CHIRP is a technology that combines traditional sonar with advanced signal processing to create clearer images of the underwater world. What does CHIRP stand for? Continuous High-resolution Imaging and Ranging Profiler. The acronym was thought up by an eel fisherman while working on research in 1975, hence “eel” spelled backwards still spells “CHIRP.” By sending out multiple beams from different angles (instead of just one) then mathematically combining them together into a single image, the resulting picture has much greater resolution than traditional fish finders which use only one beam. This significantly reduces the amount it takes to display sharp details such as bottom contours, schools of baitfish, or game fish resting on the bottom.
Fish finder batteries
Since fish finder need electric power. Fish finders include two types of fish finder batteries:
– primary battery, which can be replaced when it is no longer functional.
– rechargeable battery, which has a long life span and can be charged with the charger that comes as an accessory to fish finder, so you do not need to replace them.
Fish finders with GPS
In recent years, GPS capabilities have been added to most modern fish finders, which really helps to improve the performance of your electronics and to provide more information about where fish are likely to be or how deep they may lie.
– GPS provides much more accurate depth readings than those given by sonar alone, which is a huge advantage when you’re trying to figure out if that lone school of bass might just happen to drop below an area with lots of rocks.
– The accuracy also makes it easier for anglers who like fishing in open water near shorelines: Fish finders will alert them as soon as there’s something happening down below on the bottom so that they can get set up before their potential catch passes right over them.

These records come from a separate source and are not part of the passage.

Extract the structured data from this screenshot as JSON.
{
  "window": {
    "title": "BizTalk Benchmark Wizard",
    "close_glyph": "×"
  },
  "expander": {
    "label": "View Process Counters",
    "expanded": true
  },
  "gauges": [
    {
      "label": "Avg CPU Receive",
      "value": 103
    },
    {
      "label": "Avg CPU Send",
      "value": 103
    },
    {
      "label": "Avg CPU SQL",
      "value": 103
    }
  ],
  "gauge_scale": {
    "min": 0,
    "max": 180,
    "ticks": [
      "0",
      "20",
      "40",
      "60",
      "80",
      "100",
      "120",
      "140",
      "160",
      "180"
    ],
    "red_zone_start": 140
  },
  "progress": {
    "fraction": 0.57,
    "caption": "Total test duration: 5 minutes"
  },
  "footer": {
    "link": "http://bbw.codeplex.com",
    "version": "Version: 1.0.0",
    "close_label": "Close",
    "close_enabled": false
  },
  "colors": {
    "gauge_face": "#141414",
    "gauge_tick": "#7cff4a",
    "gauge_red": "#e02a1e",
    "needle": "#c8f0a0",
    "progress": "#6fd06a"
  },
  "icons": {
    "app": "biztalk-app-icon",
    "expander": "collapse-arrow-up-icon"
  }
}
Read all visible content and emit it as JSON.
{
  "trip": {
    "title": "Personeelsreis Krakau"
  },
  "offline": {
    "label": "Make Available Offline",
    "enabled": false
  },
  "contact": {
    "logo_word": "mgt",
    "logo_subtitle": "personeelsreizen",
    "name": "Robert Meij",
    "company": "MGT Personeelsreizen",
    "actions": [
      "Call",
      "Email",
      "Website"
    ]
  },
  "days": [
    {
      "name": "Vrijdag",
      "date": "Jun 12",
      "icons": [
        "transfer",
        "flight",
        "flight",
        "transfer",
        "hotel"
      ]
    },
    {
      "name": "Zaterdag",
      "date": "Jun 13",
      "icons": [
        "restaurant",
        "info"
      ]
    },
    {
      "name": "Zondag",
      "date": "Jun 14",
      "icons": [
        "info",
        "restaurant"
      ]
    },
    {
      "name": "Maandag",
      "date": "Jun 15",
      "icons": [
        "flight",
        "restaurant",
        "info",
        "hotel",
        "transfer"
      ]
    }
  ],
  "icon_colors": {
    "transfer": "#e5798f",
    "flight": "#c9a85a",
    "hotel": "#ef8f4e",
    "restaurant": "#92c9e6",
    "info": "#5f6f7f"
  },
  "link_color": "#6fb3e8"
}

If you’re an avid fisherman, a fish finder is probably not something you’ve given much thought to. But if you don’t have one yet and are looking for some help locating the many types of freshwater or saltwater species that swim near your fishing spot, then this guide may be just what you need. In it we’ll cover everything from how they work to which type might best fit your needs! Have any questions about this article? Send us an email at [email protected] We would love to hear from you! And as always… happy fishing!!!